 If you do not wish to water your lawn or if your lawn is not receiving enough water and it goes brown and dormant, no amount of water during hot weather will bring it back to life! At that point you are best to stay off the dry brittle grass to avoid damage to the plants. When the weather becomes cool and moist again, your grass should recover. 

Mowing: 

Raise your mower blades in anticipation of hot weather. Taller grass provides shade to the soil helping to suppress weeds and retain moisture. Mow regularly, remove no more than 1/3 of the grass blade, this reduces stress on the grass and reduces the size of clippings which will help them break down quicker and the mulched clippings will help your soil retain moisture. 

Sharpen your mower blades! Grass should be cut, not shredded. Tearing causes stress to the grass blades, increasing water loss and disease susceptibility.

Mow in the morning or in the evening. Mowing during the heat of the day increases water usage and stress.

Fertilizing:

New Hampshire soils are naturally acidic; grasses prefer a soil pH nearer to 7, or neutral, in the 6-6.5 range. 

Soil pH, whether too low or too high, impacts the grass plants ability to take up nutrients from the soil. Low soil pH can be corrected with applications of lime. As lime requires time to react with the soil, spring and fall applications generally produce the best results. The only true way to determine your soil’s fertility and pH is with a soil test. Avoid fertilizing your lawn during the hot dry summer or if the grass is dormant. Nutrients put down on plants that cannot use them may burn the lawn and nutrients not absorbed by the lawn may “run off” causing an environmental hazard. 

Control Weeds, Disease and Insects:

Proper care of your grass plants will reduce weed, disease and insect pressure. Strong healthy grasses are more resistant to all pest attacks. Monitor your lawn for weeds, insects and diseases, early detection will allow for quicker control and reduce spread.

 If needed, apply post –emergent broadleaf weed control before weeds go to seed, use a product that controls broadleaf weeds without damaging grass. Avoid applying weed control to stressed, thirsty lawns, as grass damage may result under these conditions.

Weather conditions will determine what insects and diseases to keep a look out for. Hot dry weather will increase the risk of Chinch Bug and Grasshopper damage, apply insecticides only if necessary and follow all label directions. Grub control should be applied during mid-summer “when beetles fly, then apply”, these products are designed to break the beetle – grub lifecycle by eliminating next year’s adult beetle crop.

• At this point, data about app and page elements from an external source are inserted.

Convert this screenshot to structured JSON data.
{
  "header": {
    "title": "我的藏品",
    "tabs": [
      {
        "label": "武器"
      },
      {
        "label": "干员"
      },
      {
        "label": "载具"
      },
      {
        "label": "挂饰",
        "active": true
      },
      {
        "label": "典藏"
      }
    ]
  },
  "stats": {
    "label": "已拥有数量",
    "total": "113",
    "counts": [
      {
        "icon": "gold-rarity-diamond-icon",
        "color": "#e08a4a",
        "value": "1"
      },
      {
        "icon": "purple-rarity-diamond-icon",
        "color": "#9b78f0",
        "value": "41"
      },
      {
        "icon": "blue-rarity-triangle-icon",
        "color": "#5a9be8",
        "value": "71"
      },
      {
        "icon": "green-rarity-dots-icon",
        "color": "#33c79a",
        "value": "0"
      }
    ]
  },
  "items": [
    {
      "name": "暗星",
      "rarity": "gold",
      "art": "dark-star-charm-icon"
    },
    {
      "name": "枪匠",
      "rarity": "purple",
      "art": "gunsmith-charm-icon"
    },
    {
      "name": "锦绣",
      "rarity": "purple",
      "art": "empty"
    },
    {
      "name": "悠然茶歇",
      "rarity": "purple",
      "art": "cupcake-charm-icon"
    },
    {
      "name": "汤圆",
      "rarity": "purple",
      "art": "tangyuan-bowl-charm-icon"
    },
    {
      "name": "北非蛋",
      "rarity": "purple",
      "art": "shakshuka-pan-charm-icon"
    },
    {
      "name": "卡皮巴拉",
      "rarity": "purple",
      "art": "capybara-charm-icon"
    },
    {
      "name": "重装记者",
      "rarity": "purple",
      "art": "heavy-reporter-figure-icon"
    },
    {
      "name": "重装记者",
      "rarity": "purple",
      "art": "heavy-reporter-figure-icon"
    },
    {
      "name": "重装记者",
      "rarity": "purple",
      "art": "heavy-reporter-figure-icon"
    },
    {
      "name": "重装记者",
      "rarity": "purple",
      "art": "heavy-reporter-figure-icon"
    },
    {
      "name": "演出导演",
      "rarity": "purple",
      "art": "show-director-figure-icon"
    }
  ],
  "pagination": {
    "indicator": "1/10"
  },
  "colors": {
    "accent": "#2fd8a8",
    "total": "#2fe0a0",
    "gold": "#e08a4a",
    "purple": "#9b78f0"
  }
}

Cool wet weather or watering in the evening will increase the risk of fungal diseases like Powdery Mildew, and Brown Patch. Timely applications of fungicide will reduce the damage caused by these diseases. 

Re-Seeding and repair:

Because of the nature of cool season grasses, it is best to re-seed and repair lawns in the fall. Later summer and early fall soil temperatures are high enough to promote seed germination, rainfall generally increases in the fall which reduces the risk of seedling death due to drying out and the cooler weather allows the grass to grow and become established before the cold and snow arrives again.